3) Tremblay says that Plantinga confuses "instinct with rationality." Actually, Plantinga's argument is that the idea that our beliefs are aimed at truth, given N & E, is low or inscrutable.Yes, that is what Plantinga claims. Manata at least scores high on reading comprehension. However, my response concerned the fact that N&E together only pertain to instincts, NOT rationality (which is the product of a personal process of evolution, and far too subtle to be captured by fundamental and vague factors like N and E, just as basic knowledge of chemistry is not sufficient to extrapolate to the complexity of, say, what it means for me to love my wife), and that therefore any epistemic examination on Plantinga's part can only be construed as complete if we assume that thought, which is partly molded by rationality, is purely the product of instinctual behaviour.

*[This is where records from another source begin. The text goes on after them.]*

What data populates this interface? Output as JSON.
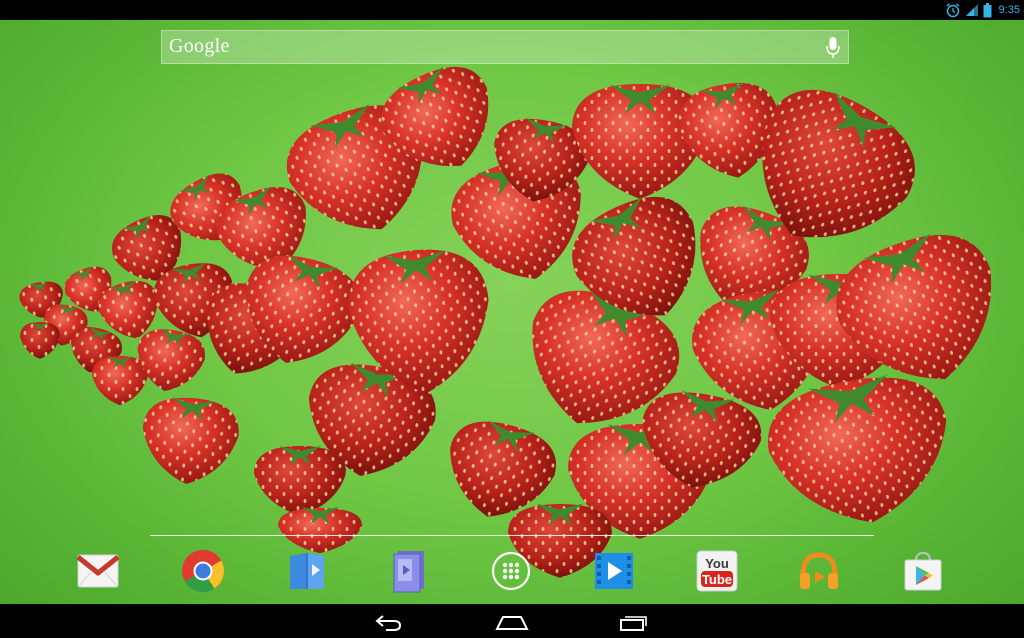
{
  "status_bar": {
    "time": "9:35",
    "icons": [
      "alarm-icon",
      "signal-icon",
      "battery-icon"
    ]
  },
  "search": {
    "logo_text": "Google",
    "mic_icon": "mic-icon"
  },
  "wallpaper": {
    "subject": "strawberries"
  },
  "dock": {
    "apps": [
      {
        "name": "Gmail",
        "icon": "gmail-icon"
      },
      {
        "name": "Chrome",
        "icon": "chrome-icon"
      },
      {
        "name": "Play Books",
        "icon": "play-books-icon"
      },
      {
        "name": "Play Magazines",
        "icon": "play-magazines-icon"
      },
      {
        "name": "Apps",
        "icon": "all-apps-icon"
      },
      {
        "name": "Play Movies",
        "icon": "play-movies-icon"
      },
      {
        "name": "YouTube",
        "icon": "youtube-icon",
        "label_top": "You",
        "label_bottom": "Tube"
      },
      {
        "name": "Play Music",
        "icon": "play-music-icon"
      },
      {
        "name": "Play Store",
        "icon": "play-store-icon"
      }
    ]
  },
  "nav_bar": {
    "buttons": [
      "back-icon",
      "home-icon",
      "recents-icon"
    ]
  },
  "colors": {
    "background_green": "#6fc744",
    "strawberry_red": "#d8322a",
    "status_accent": "#33b5e5"
  }
}
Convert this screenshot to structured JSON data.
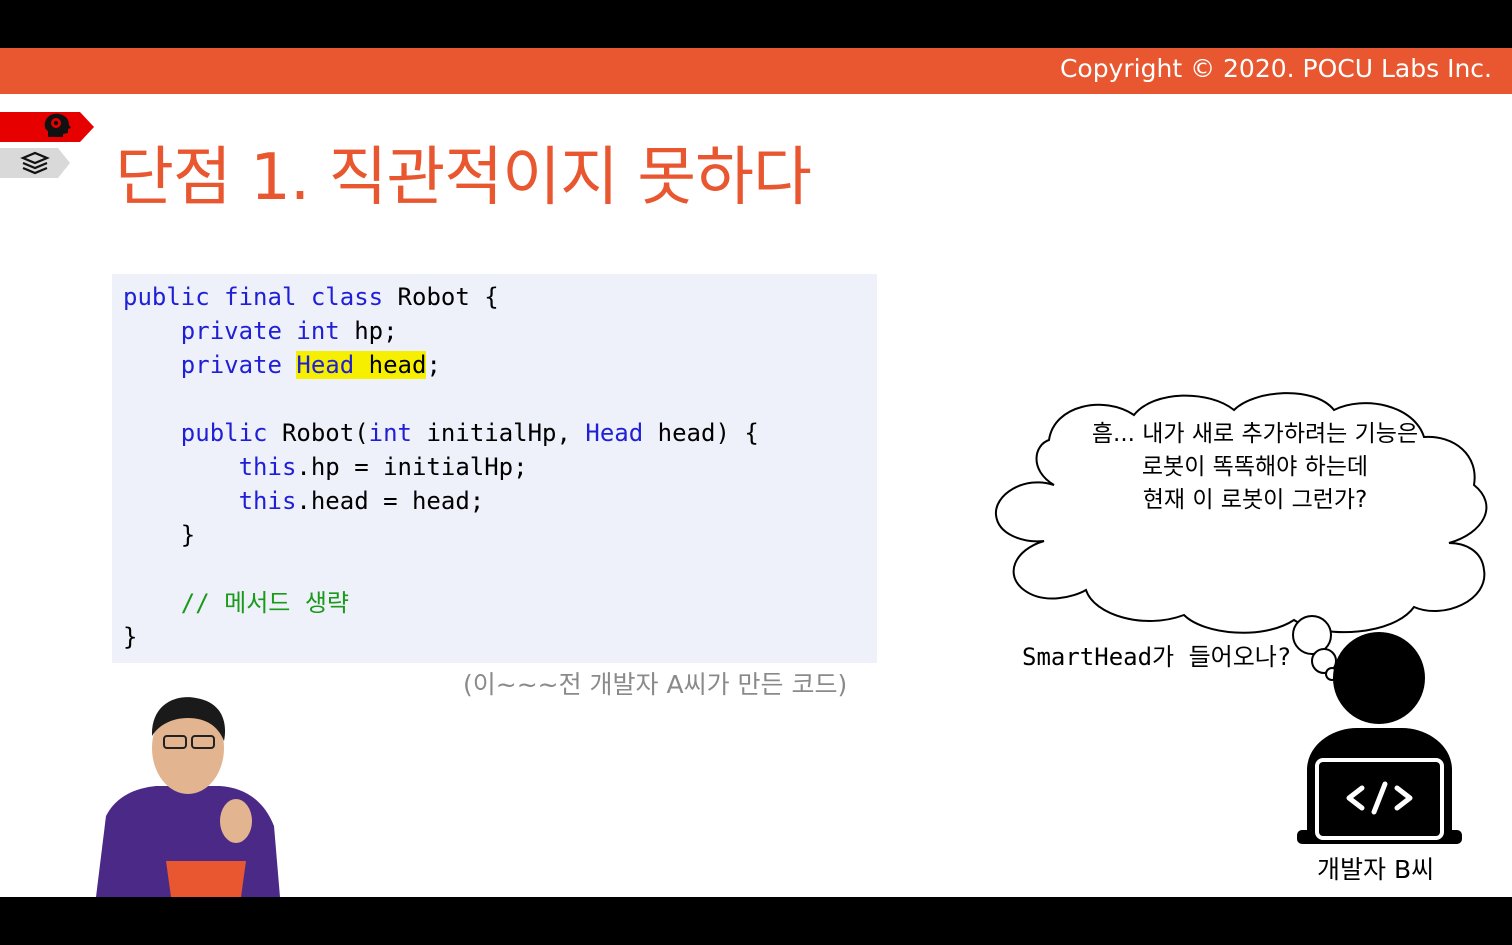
{
  "header": {
    "copyright": "Copyright © 2020. POCU Labs Inc."
  },
  "nav": {
    "items": [
      {
        "icon": "brain-head-icon",
        "color": "#e60000"
      },
      {
        "icon": "book-stack-icon",
        "color": "#d9d9d9"
      }
    ]
  },
  "slide": {
    "title": "단점 1. 직관적이지 못하다",
    "code_lines": [
      [
        {
          "t": "public final class",
          "c": "kw"
        },
        {
          "t": " Robot {"
        }
      ],
      [
        {
          "t": "    "
        },
        {
          "t": "private int",
          "c": "kw"
        },
        {
          "t": " hp;"
        }
      ],
      [
        {
          "t": "    "
        },
        {
          "t": "private",
          "c": "kw"
        },
        {
          "t": " "
        },
        {
          "t": "Head",
          "c": "kw hl"
        },
        {
          "t": " ",
          "c": "hl"
        },
        {
          "t": "head",
          "c": "hl"
        },
        {
          "t": ";"
        }
      ],
      [],
      [
        {
          "t": "    "
        },
        {
          "t": "public",
          "c": "kw"
        },
        {
          "t": " Robot("
        },
        {
          "t": "int",
          "c": "kw"
        },
        {
          "t": " initialHp, "
        },
        {
          "t": "Head",
          "c": "kw"
        },
        {
          "t": " head) {"
        }
      ],
      [
        {
          "t": "        "
        },
        {
          "t": "this",
          "c": "kw"
        },
        {
          "t": ".hp = initialHp;"
        }
      ],
      [
        {
          "t": "        "
        },
        {
          "t": "this",
          "c": "kw"
        },
        {
          "t": ".head = head;"
        }
      ],
      [
        {
          "t": "    }"
        }
      ],
      [],
      [
        {
          "t": "    "
        },
        {
          "t": "// 메서드 생략",
          "c": "cm"
        }
      ],
      [
        {
          "t": "}"
        }
      ]
    ],
    "caption": "(이~~~전 개발자 A씨가 만든 코드)",
    "thought_lines": [
      "흠... 내가 새로 추가하려는 기능은",
      "로봇이 똑똑해야 하는데",
      "현재 이 로봇이 그런가?"
    ],
    "smarthead_text": "SmartHead가 들어오나?",
    "developer_label": "개발자 B씨",
    "developer_icon": "developer-laptop-icon"
  },
  "colors": {
    "accent": "#e8572f",
    "keyword": "#1f1fd6",
    "comment": "#199a19",
    "highlight": "#f6f000",
    "code_bg": "#eef0fa"
  }
}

This is, of course, patent nonsense. Plantinga's claim is that we should evaluate our truth-generating faculties solely on the standpoint of being molded by an evolutionary process, while excluding the correcting effects of rationality. Based on this extreme simplification, Plantinga concludes that we cannot trust our truth-generating faculties. Plantinga is refuting a caveman from a Geico ad, not a modern human being. We might as well say that, because Von Neumann didn't know anything about the Internet, we shouldn't trust computers to give us correct information about IP packets.
2. Tremblay is stuck on deontological justification, while Plantinga is addressing the alethic aspect of knowledge.This is the sound of a worldview clash completely whizzing past Manata's head.
I hope I don't need to answer this nonsense any further. I would, however, like to mention another point that whizzed right past Manata's head. He contrasted my proposition that our sensory perception is necessarily valid with my proposition that a Matrix-style scenario is possible. However, he completely failed to note the part he himself quoted right after I said that:
But why should we consider this possibility as having any epistemic importance whatsoever?Never mind what I said about Manata. The man obviously failed reading comprehension. How can I be contradicting myself on an epistemic issue when one of the two propositions has no epistemic importance?